Note also that the Times' correction reads in part: "Although the company did benefit from at least $7 million in state tax credits, it did not receive $9 million in loans from the state." This, as Joe Conason and Gene Lyons explained in their invaluable book The Hunting Of The President, is still quite misleading, as it does not make clear that the tax credits Tyson got were simply "investment incentives available to every corporation" rather than a sweetheart deal, as the articles imply.
But after two and a half years of prodding -- and 16 years after the initial erroneous reports -- I'll take what I can get.
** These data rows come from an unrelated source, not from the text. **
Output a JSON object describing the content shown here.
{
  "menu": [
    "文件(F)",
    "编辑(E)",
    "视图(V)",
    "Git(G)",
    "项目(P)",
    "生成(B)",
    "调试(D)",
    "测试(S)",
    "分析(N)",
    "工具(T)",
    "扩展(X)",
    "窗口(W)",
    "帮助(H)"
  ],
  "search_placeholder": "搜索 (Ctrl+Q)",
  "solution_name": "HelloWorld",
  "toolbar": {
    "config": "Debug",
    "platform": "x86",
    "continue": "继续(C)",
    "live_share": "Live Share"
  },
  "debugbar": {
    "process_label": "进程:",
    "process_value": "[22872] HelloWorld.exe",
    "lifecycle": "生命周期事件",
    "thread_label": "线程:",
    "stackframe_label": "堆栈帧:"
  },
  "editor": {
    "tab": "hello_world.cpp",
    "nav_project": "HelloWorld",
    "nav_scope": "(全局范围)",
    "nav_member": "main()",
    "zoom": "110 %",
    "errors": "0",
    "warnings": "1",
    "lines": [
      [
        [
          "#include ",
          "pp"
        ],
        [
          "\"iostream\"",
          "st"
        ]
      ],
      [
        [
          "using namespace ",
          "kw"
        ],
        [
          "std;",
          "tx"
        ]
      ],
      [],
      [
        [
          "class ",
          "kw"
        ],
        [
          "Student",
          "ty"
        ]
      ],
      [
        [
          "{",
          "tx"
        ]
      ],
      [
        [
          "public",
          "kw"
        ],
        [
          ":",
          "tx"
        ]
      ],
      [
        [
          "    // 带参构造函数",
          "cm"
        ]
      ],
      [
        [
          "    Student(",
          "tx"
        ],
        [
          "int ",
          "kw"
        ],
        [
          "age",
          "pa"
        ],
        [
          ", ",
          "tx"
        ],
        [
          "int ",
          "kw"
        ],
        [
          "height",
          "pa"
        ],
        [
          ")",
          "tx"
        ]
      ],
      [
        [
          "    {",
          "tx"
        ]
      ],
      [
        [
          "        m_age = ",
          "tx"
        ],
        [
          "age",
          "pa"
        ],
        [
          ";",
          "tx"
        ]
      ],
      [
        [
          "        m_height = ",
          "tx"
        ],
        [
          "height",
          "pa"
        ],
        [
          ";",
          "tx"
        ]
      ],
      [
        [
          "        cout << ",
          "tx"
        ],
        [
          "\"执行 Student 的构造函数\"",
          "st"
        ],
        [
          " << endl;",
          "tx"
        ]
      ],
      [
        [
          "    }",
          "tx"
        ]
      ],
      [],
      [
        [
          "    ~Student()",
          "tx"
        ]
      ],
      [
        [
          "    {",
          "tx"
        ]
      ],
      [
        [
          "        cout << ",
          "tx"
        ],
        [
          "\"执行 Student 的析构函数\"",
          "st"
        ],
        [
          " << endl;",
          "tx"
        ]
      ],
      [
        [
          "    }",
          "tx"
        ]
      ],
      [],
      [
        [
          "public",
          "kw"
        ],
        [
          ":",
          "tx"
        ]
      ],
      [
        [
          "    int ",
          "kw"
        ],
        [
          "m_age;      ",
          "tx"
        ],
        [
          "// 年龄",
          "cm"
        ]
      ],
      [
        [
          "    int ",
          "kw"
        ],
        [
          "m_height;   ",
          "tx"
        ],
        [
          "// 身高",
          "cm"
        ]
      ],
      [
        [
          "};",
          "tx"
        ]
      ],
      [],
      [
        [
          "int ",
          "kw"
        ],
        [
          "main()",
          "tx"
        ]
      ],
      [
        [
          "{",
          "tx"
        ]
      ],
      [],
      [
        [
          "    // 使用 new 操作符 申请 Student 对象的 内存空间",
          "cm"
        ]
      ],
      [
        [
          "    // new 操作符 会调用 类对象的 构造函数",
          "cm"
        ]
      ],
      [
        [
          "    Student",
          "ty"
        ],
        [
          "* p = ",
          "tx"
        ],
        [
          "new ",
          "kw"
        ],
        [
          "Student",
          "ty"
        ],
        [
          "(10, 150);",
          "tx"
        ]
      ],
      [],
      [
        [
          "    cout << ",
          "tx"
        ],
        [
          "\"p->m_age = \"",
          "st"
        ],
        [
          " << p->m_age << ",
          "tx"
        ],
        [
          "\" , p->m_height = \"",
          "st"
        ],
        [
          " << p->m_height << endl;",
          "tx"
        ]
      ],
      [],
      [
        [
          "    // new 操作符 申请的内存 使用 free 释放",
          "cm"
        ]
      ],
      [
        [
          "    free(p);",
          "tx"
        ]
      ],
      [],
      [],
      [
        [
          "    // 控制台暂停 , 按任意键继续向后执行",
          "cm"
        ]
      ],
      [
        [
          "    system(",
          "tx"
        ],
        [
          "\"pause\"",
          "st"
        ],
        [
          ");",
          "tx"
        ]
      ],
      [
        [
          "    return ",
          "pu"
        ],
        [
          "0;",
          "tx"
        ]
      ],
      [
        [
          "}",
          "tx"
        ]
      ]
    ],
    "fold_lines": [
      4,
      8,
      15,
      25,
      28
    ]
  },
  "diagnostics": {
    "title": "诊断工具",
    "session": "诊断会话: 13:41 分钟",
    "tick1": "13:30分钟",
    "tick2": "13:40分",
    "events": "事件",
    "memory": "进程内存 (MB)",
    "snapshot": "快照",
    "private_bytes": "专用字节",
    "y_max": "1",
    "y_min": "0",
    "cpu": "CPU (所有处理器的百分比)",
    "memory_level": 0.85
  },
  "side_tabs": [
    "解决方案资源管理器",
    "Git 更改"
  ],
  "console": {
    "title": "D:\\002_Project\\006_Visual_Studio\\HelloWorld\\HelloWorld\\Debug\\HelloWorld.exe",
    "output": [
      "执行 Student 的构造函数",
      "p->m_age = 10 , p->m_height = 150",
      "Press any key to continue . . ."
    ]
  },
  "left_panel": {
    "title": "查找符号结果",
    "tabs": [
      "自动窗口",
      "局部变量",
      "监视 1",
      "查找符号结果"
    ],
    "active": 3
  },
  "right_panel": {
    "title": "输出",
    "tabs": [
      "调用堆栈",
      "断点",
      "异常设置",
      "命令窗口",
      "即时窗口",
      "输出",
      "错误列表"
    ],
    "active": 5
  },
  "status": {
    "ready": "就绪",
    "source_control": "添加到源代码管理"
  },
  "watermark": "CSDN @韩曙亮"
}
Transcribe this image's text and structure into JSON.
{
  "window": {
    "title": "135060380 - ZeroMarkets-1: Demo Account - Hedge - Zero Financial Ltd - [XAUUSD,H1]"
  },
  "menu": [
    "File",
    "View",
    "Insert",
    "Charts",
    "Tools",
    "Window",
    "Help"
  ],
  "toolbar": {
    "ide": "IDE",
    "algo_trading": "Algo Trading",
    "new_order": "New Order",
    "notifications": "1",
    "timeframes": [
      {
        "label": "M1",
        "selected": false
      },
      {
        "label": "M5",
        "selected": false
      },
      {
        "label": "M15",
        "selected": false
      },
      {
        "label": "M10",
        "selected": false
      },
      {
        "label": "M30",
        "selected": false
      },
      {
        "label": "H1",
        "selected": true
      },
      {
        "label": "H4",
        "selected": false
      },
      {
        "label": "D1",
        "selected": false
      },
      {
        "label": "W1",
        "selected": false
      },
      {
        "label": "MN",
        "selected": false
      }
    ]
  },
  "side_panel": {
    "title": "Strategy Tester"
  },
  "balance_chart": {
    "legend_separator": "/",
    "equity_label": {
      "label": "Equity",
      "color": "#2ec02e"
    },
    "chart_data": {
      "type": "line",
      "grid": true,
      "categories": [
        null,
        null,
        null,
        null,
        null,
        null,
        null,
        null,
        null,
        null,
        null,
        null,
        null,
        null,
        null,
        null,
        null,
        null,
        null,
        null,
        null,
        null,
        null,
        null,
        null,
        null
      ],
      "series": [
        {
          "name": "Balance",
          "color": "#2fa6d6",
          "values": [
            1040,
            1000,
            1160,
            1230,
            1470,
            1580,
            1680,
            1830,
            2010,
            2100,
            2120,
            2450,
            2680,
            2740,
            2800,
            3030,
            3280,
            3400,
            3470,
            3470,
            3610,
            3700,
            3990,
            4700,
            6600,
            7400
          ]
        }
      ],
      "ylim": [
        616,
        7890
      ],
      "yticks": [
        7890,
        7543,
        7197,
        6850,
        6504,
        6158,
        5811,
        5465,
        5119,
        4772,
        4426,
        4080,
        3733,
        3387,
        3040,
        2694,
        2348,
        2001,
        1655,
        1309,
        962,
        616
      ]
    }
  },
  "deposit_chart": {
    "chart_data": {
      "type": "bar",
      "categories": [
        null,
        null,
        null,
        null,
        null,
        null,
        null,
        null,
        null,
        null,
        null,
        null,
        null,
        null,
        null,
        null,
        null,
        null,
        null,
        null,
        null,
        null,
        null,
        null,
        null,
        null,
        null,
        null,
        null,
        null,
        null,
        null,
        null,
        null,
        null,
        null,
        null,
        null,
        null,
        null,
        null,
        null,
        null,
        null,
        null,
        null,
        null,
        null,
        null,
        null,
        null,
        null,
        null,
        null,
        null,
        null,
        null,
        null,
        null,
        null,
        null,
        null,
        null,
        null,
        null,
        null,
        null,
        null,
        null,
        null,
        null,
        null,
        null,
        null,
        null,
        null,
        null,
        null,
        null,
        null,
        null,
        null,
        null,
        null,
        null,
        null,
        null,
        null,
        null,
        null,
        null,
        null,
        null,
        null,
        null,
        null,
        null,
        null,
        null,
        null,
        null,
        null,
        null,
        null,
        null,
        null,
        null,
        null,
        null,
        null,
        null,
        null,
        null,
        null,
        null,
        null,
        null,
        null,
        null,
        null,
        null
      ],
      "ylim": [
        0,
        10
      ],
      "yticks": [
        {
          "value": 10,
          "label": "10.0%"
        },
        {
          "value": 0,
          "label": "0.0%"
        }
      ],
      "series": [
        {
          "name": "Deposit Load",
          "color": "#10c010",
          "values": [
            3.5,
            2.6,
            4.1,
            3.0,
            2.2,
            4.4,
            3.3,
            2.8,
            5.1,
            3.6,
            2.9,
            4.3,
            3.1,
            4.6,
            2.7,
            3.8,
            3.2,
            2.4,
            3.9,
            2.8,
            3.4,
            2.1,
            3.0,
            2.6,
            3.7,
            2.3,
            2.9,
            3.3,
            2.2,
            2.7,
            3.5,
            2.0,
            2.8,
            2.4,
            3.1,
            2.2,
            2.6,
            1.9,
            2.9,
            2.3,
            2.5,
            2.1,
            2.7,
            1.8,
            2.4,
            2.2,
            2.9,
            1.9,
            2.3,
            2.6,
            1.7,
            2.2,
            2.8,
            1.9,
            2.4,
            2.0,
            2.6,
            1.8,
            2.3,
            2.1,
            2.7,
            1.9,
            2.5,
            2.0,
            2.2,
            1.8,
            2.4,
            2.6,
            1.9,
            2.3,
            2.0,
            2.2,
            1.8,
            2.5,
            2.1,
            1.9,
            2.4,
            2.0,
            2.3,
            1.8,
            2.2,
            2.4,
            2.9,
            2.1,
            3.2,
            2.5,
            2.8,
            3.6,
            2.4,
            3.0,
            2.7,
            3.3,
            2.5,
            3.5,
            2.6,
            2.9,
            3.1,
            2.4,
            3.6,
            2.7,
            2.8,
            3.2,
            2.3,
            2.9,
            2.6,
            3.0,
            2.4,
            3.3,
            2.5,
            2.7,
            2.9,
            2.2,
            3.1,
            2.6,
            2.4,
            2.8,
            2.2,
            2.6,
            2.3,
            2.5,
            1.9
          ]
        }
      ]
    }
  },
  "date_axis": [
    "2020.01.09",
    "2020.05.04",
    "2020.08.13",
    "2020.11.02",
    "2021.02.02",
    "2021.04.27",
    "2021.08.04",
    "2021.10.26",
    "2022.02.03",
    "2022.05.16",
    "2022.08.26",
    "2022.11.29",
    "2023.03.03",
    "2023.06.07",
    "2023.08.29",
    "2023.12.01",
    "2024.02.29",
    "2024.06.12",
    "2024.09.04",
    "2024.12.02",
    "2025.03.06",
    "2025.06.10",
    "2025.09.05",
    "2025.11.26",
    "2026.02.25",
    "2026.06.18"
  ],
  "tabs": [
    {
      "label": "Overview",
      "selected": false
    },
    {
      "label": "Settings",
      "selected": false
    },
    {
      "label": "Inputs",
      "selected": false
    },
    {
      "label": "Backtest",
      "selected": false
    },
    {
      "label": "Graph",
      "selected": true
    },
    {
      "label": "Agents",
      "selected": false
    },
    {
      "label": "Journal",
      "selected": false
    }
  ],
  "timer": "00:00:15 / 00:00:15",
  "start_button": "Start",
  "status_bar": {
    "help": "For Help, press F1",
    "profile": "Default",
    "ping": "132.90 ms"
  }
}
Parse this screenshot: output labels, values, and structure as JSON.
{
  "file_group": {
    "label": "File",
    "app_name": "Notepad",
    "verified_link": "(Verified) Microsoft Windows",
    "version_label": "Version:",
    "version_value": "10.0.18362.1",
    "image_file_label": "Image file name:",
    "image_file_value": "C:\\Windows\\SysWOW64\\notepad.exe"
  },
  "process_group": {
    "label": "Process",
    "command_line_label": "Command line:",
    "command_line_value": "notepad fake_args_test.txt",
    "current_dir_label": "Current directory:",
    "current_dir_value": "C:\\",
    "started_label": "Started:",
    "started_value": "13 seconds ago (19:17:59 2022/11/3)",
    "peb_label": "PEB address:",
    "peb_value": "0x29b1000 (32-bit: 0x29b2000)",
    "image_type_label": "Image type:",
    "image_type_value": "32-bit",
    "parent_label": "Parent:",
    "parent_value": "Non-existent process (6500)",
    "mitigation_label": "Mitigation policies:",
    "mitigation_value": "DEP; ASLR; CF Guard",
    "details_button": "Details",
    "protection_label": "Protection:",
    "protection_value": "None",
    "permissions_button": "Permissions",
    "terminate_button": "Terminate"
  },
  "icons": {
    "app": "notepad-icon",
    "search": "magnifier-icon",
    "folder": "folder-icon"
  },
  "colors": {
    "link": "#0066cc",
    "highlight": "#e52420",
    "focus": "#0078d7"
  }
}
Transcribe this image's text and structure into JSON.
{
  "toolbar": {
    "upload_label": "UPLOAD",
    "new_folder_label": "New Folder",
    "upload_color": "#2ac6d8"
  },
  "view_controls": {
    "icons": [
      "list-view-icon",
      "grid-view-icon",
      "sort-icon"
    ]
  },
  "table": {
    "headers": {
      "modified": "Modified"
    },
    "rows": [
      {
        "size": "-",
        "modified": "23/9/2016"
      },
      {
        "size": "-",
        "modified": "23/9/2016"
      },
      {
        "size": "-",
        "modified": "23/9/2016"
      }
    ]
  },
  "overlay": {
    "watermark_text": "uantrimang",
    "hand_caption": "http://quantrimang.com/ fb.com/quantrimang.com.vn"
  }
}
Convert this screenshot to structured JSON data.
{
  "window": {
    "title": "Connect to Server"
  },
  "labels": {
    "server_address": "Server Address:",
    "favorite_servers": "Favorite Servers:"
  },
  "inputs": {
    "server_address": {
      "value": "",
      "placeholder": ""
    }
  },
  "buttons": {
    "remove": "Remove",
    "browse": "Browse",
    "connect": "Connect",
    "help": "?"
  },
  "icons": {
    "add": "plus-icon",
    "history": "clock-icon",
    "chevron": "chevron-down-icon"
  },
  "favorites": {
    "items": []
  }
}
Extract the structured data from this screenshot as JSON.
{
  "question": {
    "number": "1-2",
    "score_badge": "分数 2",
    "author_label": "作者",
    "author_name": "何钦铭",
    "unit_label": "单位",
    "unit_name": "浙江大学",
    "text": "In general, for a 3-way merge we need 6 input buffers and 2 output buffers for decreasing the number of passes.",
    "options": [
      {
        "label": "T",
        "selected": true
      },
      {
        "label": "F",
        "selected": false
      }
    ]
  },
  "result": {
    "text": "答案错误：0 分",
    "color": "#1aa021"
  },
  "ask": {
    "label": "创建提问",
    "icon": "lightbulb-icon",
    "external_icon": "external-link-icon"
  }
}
Now, about that editorial ...
From Hannity associate producer Lauren Fritts' Twitter:
Readers of the Washington Times flipped to the op-ed section this morning to find a column authored by anti-abortion rights fanatic Randall Terry asking why Nancy Pelosi, who is a pro-choice Catholic, is allowed to receive Communion: "The logic is simple. The church teaches that abortion is murder. For a Catholic politician - such as Mrs. Pelosi - to promote murder while claiming to be Catholic is a grave public scandal, which automatically disqualifies her from receiving Communion."
Terry, the head of Operation Rescue, has a tendency to pop up in the media whenever abortion reasserts itself as a hotpoint of national debate. Most of you probably remember his last series of outbursts following the murder of Kansas abortion provider Dr. George Tiller by Scott Roeder, who claimed he killed Tiller to save unborn children. Immediately following the killing, Terry released a video attacking Tiller as a "mass murderer" with "blood all over his hands," and lamented not the fact that Tiller had been killed, but that he hadn't been killed properly: "Now we grieve for him, that he was shot in this deplorable manner and he did not have a chance to get things right with his maker, perhaps. Every man deserves a trial of a jury of his peers and then a proper execution." Terry went on to say that Tiller "reaped what he sowed."
And it wasn't the first time Terry has appeared to sanction the death of abortion providers -- in 1992 he was videotaped asking his followers to pray for the death of Colorado physician.
Randall Terry is a fringe extremist whose radically perverse beliefs lead him to condone violence against his ideological opponents.
And now he's spreading that ideology in the pages of the Washington Times.